Platos most important and enduring contribution to formal thought was his
elevation of mathematics to a primary position in scientific inquiry.

Efficiency was an absolute with only one true measure


of rational utility and departures from it occurred only through ignorance.
There are two relevant mathematical insights into Aristotles analysis of exchange.
Both are ignored by most modern classical scholars (Meikle, 1995). The
first is the dilemma of irrational numbers and commensurability that was ameliorated
by Eudoxus. Secondly, Aristotles statement that he was using three different
proportions to analyze distributive, corrective, and reciprocal or exchange
transactions has strangely befuddled most classical scholars. Only a few have
recognized the harmonic proportion as the one that Aristotle intended to use to
illustrate exchange.
Another nuance in Aristotles analysis of exchange is the concept of consumers
surplus. This is not strange, since he was not burdened with the presumption
of a single market exchange price. His point was that parties were drawn together
because they both saw a potential advantage in exchanging. There was,
therefore, a zone of surplus that had to be divided by a judge (Lowry, 1969; 1987,
ch. 7).

ROMAN LAW AND MARKET THEORY


Early Greek and Judaic law, following the voluntaristic principle
of just exchange, held that a party could back out of an arrangement before its
execution; that is, the point of sale. Roman law developed contract. Contract
recognizes that the economy requires planning and that without commitments over
time, complex chains of production and trade cannot take place at an individual
level.
The rule is stated in Justinians Institutes
(3.305); tantum bona valent, quantum vendi possunt (goods are worth as much
as they can be sold for).

MONEY AND THE ECONOMY

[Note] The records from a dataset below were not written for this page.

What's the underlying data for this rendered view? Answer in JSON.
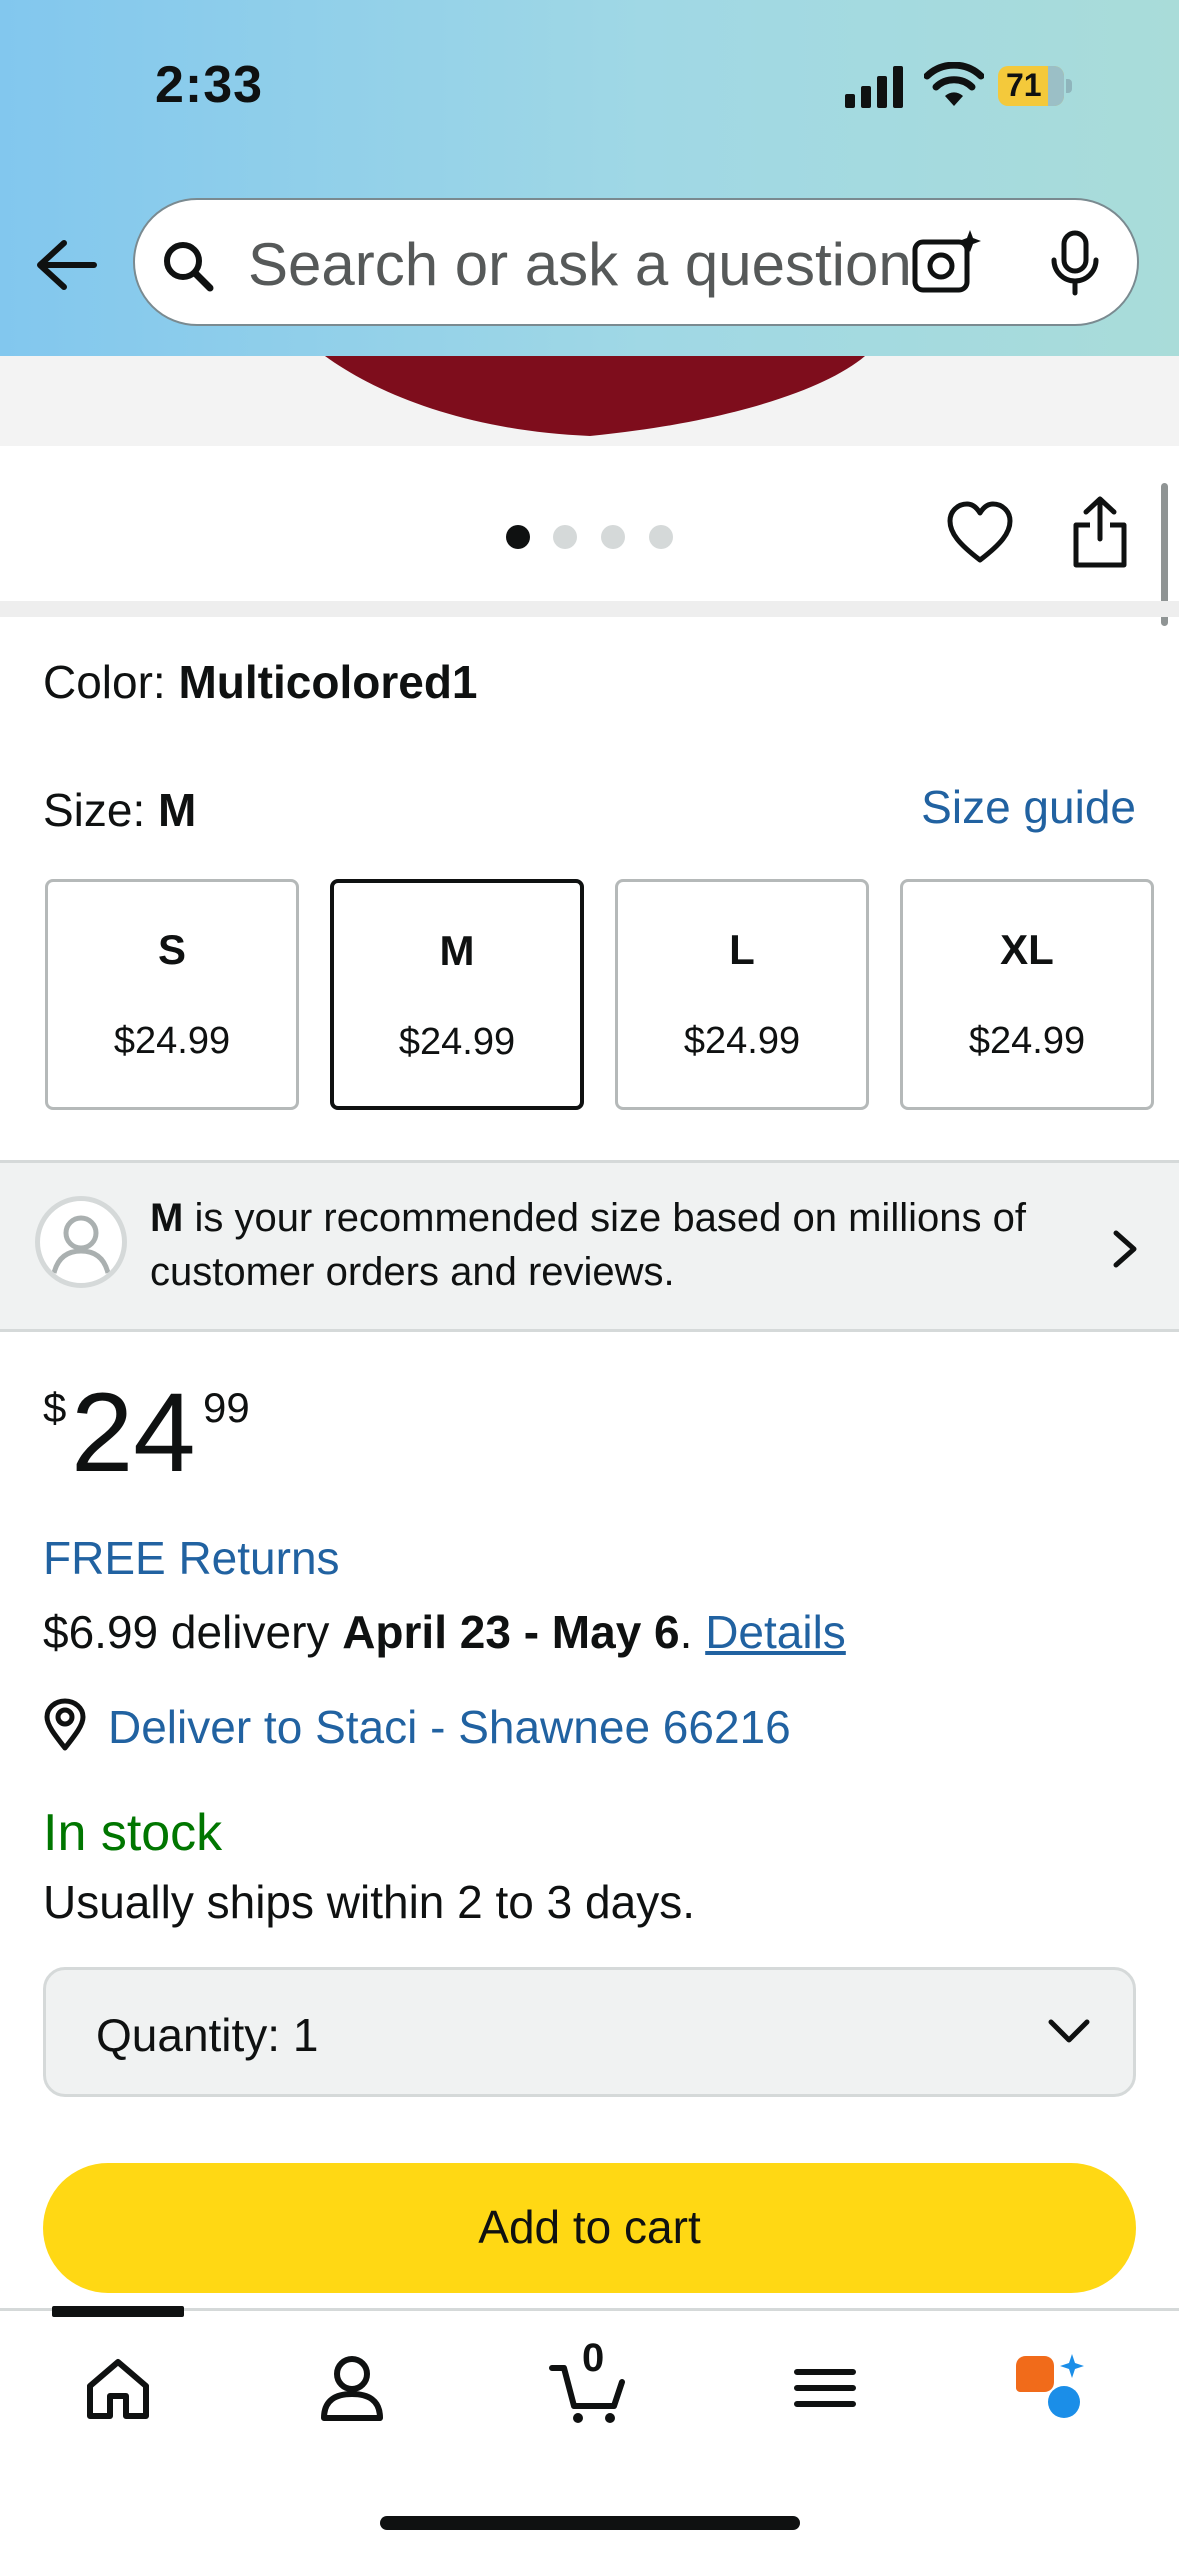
{
  "status_bar": {
    "time": "2:33",
    "battery": "71"
  },
  "search": {
    "placeholder": "Search or ask a question"
  },
  "gallery": {
    "dots": 4,
    "active_dot": 1
  },
  "color": {
    "label": "Color: ",
    "value": "Multicolored1"
  },
  "size": {
    "label": "Size: ",
    "value": "M",
    "guide_label": "Size guide",
    "options": [
      {
        "label": "S",
        "price": "$24.99"
      },
      {
        "label": "M",
        "price": "$24.99"
      },
      {
        "label": "L",
        "price": "$24.99"
      },
      {
        "label": "XL",
        "price": "$24.99"
      }
    ]
  },
  "recommendation": {
    "size": "M",
    "text": " is your recommended size based on millions of customer orders and reviews."
  },
  "price": {
    "symbol": "$",
    "whole": "24",
    "fraction": "99"
  },
  "shipping": {
    "free_returns": "FREE Returns",
    "delivery_prefix": "$6.99 delivery ",
    "delivery_dates": "April 23 - May 6",
    "delivery_suffix": ". ",
    "details_link": "Details",
    "deliver_to": "Deliver to Staci - Shawnee 66216"
  },
  "stock": {
    "status": "In stock",
    "ships": "Usually ships within 2 to 3 days."
  },
  "quantity": {
    "label": "Quantity: ",
    "value": "1"
  },
  "add_to_cart": "Add to cart",
  "nav": {
    "items": [
      "home-icon",
      "account-icon",
      "cart-icon",
      "menu-icon",
      "rufus-icon"
    ],
    "cart_count": "0"
  },
  "colors": {
    "accent_link": "#2162a1",
    "in_stock": "#007600",
    "cart_button": "#ffd814"
  }
}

Money is reputed to have emerged shortly before 600 B.C. in Lydia, possibly to
pay soldiers in pre-measured amounts of precious metals. Minted money, however,
spread over the Mediterranean basin during the following century as a
convenience in local trade.
Aristotles discussion of money has been widely recognized. He identified the
uses of money as a medium of exchange, a unit of measure, and a store of value
for future purchases. In listing these concepts, Schumpeter contended that Aristotle
failed to identify money as a means of deferred payment, and labeled him a
metalist